| What is expected |
All lines that hold the string "label" should be copied. Find them in the listing below.

** Opening Input for this task block **

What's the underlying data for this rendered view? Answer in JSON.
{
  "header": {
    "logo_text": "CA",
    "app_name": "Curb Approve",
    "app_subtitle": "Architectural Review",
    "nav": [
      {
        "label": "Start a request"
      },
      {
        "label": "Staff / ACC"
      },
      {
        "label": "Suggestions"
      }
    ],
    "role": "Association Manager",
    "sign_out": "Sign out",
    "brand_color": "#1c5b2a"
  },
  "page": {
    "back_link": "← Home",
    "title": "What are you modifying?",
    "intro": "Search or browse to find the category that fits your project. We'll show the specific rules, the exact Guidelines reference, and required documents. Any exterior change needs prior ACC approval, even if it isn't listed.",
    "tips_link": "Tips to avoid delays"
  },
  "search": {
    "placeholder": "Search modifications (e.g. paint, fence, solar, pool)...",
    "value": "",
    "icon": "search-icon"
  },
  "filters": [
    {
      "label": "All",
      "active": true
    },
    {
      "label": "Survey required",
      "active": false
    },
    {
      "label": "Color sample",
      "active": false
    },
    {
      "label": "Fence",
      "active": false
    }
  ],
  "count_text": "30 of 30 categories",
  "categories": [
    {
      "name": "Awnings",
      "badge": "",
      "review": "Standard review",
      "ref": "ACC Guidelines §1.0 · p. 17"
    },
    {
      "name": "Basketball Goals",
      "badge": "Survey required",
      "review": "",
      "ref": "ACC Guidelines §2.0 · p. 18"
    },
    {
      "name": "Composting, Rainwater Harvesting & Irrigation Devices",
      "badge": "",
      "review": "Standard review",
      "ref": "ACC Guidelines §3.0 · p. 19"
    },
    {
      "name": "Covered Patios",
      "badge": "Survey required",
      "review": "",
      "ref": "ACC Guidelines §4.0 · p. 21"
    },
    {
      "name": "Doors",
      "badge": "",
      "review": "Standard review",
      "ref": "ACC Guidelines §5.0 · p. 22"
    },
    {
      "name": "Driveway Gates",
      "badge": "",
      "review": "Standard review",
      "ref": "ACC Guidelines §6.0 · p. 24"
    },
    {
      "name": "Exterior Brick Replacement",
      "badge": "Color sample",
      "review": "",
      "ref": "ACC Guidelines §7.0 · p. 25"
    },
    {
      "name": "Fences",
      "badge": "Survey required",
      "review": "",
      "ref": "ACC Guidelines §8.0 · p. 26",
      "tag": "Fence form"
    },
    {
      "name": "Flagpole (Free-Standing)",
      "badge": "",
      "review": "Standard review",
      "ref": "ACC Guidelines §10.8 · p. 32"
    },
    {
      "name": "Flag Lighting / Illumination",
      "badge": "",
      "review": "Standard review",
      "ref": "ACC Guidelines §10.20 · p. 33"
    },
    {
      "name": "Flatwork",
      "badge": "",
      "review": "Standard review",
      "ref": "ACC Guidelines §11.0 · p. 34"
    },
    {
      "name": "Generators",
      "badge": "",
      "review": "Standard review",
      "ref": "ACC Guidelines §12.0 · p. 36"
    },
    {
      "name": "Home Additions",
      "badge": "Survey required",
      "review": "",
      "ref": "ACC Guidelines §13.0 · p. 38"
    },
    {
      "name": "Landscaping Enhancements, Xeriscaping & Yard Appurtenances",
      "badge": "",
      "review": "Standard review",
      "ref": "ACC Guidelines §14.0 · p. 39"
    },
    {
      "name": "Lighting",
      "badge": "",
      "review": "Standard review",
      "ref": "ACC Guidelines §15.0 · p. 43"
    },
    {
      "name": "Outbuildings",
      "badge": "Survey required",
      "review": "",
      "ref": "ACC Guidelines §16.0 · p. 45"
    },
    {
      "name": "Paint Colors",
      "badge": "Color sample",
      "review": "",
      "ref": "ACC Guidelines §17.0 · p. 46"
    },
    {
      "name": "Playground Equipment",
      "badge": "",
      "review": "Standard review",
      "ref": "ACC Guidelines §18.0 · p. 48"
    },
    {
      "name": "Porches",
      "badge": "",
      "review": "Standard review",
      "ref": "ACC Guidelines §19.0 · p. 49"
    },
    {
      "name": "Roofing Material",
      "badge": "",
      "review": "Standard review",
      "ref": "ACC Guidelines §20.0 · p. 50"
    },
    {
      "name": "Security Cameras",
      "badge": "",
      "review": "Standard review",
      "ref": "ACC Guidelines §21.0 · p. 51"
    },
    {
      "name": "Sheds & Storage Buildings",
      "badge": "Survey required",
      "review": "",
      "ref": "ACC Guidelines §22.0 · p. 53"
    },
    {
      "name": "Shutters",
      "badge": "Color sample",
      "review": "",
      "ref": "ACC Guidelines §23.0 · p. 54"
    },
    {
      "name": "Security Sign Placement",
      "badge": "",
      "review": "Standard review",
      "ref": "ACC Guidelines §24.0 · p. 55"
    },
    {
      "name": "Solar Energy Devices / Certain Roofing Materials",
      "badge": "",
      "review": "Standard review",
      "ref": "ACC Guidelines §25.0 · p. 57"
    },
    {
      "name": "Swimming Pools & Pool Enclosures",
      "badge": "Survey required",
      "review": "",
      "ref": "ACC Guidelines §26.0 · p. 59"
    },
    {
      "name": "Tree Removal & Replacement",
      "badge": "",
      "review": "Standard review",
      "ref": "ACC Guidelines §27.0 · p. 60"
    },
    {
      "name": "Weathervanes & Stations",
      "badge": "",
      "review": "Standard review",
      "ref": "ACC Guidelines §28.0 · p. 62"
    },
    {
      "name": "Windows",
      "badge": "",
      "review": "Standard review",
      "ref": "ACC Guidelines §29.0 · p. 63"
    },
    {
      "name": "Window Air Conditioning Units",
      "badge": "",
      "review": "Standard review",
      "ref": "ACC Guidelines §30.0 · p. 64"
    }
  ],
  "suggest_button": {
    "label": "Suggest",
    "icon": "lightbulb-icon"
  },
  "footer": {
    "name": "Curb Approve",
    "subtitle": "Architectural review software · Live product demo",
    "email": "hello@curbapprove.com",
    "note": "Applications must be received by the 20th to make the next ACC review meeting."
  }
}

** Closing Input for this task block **

| Task result |
        "label": "Start a request"
        "label": "Staff / ACC"
        "label": "Suggestions"
      "label": "All",
      "label": "Survey required",
      "label": "Color sample",
      "label": "Fence",
    "label": "Suggest",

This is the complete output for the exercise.